§ YOUR INSTRUCTIONS
Go through the material and copy every line in which "content" appears.

§ RAW DATA
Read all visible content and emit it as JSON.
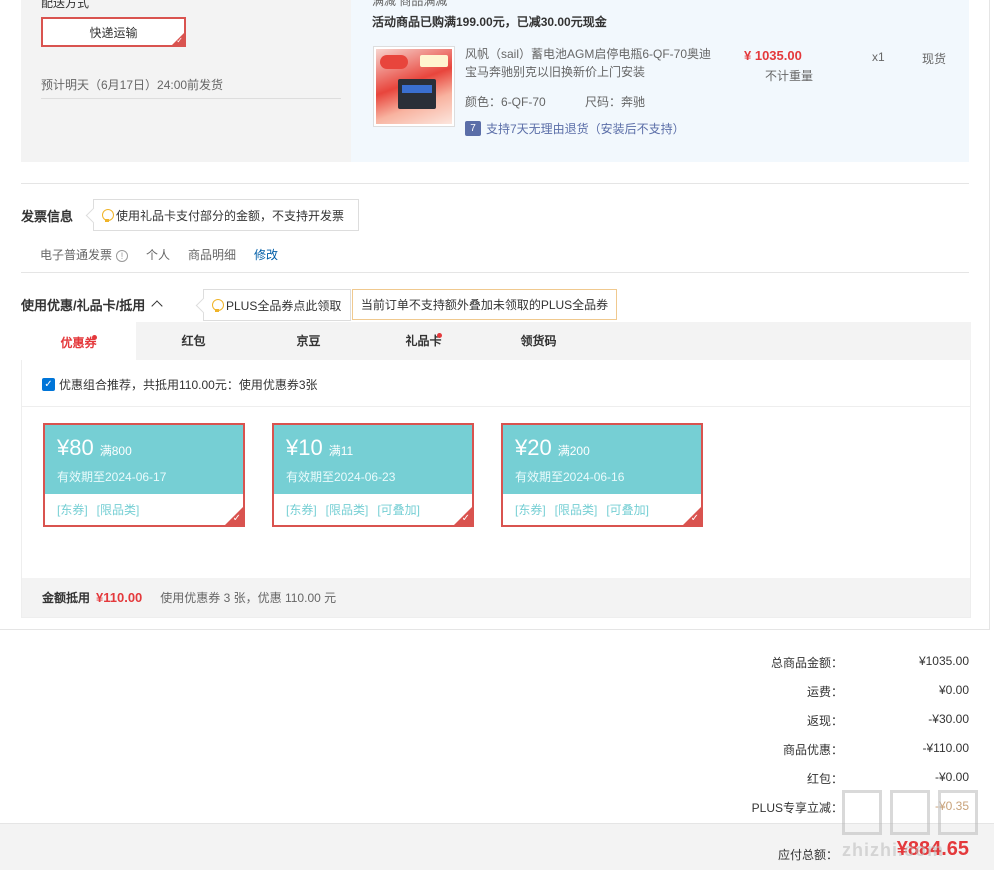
{
  "shipping": {
    "label_top": "配送方式",
    "method_button": "快递运输",
    "estimate": "预计明天（6月17日）24:00前发货"
  },
  "product": {
    "promo_top": "满减  商品满减",
    "promo": "活动商品已购满199.00元，已减30.00元现金",
    "name": "风帆（sail）蓄电池AGM启停电瓶6-QF-70奥迪宝马奔驰别克以旧换新价上门安装",
    "color_label": "颜色：",
    "color_value": "6-QF-70",
    "size_label": "尺码：",
    "size_value": "奔驰",
    "price": "¥ 1035.00",
    "weight": "不计重量",
    "qty": "x1",
    "stock": "现货",
    "return_policy": "支持7天无理由退货（安装后不支持）"
  },
  "invoice": {
    "title": "发票信息",
    "tip": "使用礼品卡支付部分的金额，不支持开发票",
    "type": "电子普通发票",
    "holder": "个人",
    "content": "商品明细",
    "modify": "修改"
  },
  "discount": {
    "title": "使用优惠/礼品卡/抵用",
    "plus_tip": "PLUS全品券点此领取",
    "plus_notice": "当前订单不支持额外叠加未领取的PLUS全品券",
    "tabs": [
      {
        "label": "优惠券",
        "dot": true
      },
      {
        "label": "红包",
        "dot": false
      },
      {
        "label": "京豆",
        "dot": false
      },
      {
        "label": "礼品卡",
        "dot": true
      },
      {
        "label": "领货码",
        "dot": false
      }
    ],
    "combo": "优惠组合推荐，共抵用110.00元：使用优惠券3张",
    "coupons": [
      {
        "amount": "¥80",
        "min": "满800",
        "expiry": "有效期至2024-06-17",
        "tags": [
          "[东券]",
          "[限品类]"
        ]
      },
      {
        "amount": "¥10",
        "min": "满11",
        "expiry": "有效期至2024-06-23",
        "tags": [
          "[东券]",
          "[限品类]",
          "[可叠加]"
        ]
      },
      {
        "amount": "¥20",
        "min": "满200",
        "expiry": "有效期至2024-06-16",
        "tags": [
          "[东券]",
          "[限品类]",
          "[可叠加]"
        ]
      }
    ],
    "summary_label": "金额抵用",
    "summary_amount": "¥110.00",
    "summary_desc": "使用优惠券 3 张，优惠 110.00 元"
  },
  "totals": [
    {
      "k": "总商品金额：",
      "v": "¥1035.00"
    },
    {
      "k": "运费：",
      "v": "¥0.00"
    },
    {
      "k": "返现：",
      "v": "-¥30.00"
    },
    {
      "k": "商品优惠：",
      "v": "-¥110.00"
    },
    {
      "k": "红包：",
      "v": "-¥0.00"
    },
    {
      "k": "PLUS专享立减：",
      "v": "-¥0.35"
    }
  ],
  "payable": {
    "label": "应付总额：",
    "value": "¥884.65"
  },
  "watermark": "zhizhi.com",
  "colors": {
    "accent": "#e4393c",
    "coupon": "#76cfd4",
    "link": "#005ea7"
  }
}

§ SOLUTION TO THIS PROBLEM
Read all visible content and emit it as JSON.
    "content": "商品明细",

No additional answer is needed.